After lunch, I spent the entire afternoon in the technical session Undergraduate Research Experiences at the Introductory Level in Two- and Four-Year Colleges. This session had 10 oral presentations that discussed various models of integrating undergraduate research mini-projects in courses to implementing research experiences across institutions. I wrote down a couple of lines and statements that I felt were important to always remember, and good to smile about (students, do you agree?):
- It is important to have students develop ownership of their own projects
- Students do not have to be a senior to get a great experience with undergraduate research
- And in reference to a course that embeds research to one that does not… “a class does not have to be easy to be popular”
In the session, I was sitting next to an undergraduate student from California University of Pennsylvania, a freshman majoring in secondary education and geology. I was able to speak with him during the session break, and I was pleased to hear that, even as a freshman in college, he was able to learn so much at the conference (he proudly showed me the pages and pages of notes he had taken during the sessions), and I recommended some websites and resources he should check out to help him as he gets ready to do his student teaching in the next couple of years. It was interesting that in a session about doing research with students in the first two years, I ended up sitting next to a student attending a conference in his freshman year! I certainly wish him well, and I think he is off to a great start in his pursuit to become a classroom teacher.

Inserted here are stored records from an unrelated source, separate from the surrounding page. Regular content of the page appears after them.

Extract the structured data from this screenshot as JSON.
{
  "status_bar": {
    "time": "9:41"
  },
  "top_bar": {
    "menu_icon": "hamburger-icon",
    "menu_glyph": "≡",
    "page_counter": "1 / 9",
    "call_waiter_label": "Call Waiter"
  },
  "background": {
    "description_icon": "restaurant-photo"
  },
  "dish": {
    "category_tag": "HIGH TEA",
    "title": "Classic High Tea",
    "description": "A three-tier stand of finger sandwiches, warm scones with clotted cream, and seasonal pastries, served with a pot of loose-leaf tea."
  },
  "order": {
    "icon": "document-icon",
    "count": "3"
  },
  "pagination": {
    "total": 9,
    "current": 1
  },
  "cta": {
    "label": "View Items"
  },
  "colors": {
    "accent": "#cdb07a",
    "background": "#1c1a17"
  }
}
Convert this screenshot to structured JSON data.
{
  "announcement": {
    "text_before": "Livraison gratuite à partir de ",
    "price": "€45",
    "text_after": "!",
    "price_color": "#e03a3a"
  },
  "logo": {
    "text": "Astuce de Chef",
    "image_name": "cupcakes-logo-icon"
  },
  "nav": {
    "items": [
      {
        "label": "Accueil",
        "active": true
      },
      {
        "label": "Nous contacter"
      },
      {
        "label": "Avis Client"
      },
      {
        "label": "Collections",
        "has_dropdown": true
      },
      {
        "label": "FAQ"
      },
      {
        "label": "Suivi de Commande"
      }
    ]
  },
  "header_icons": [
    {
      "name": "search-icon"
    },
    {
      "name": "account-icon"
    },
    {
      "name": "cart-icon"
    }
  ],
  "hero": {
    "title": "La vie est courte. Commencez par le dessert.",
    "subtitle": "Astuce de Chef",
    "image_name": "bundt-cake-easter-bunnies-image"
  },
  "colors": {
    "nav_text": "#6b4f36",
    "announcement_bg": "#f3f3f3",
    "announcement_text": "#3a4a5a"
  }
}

I then headed over to the Poster Hall to stand next to my poster to present on my work, How New Technologies Advance Mentoring Practices with Non-Residential Undergraduate Researchers. My poster was part of a session on Changes in the Undergraduate Research Experience over Time: Perspectives from Individual Mentors, Departments, and Institutions, and I was one of 465 posters being presented today. I had some great conversations with people that stopped by, and I was able to continue to connect with geoscience colleagues that I hadn’t seen since – well, since GSA last year! I hope the ideas I presented will assist other faculty with their work with undergraduate researchers.
In a first for me at a professional conference – the lights went out in the poster hall during the session. That wasn’t so bad – at least I did not have to try to speak through the fire alarm that went off in some of the session rooms earlier today (I didn’t hear the alarm, but it was documented in several tweets!).
Speakers now figuring out how to ignore a loud fire alarm in the background #GSA125
— The Earth Story (@TheEarthStory) October 28, 2013
Let me know when it’s time to panic. #GSA125
— Jonathan Price (@Geotechnogeek) October 28, 2013
Thanks for your patience during this interruption! #GSA125
— geosociety (@geosociety) October 28, 2013
Alas, just like yesterday (and it will be the same tomorrow and the next day), there were some sessions and events I really wanted to attend but just couldn’t get there. For example, I was hoping to see the screening of Shored Up, a documentary that addresses coastal development and sea-level rise in places such as New Jersey and North Carolina. This is what keeps me coming back to meetings like GSA – there is always more to learn!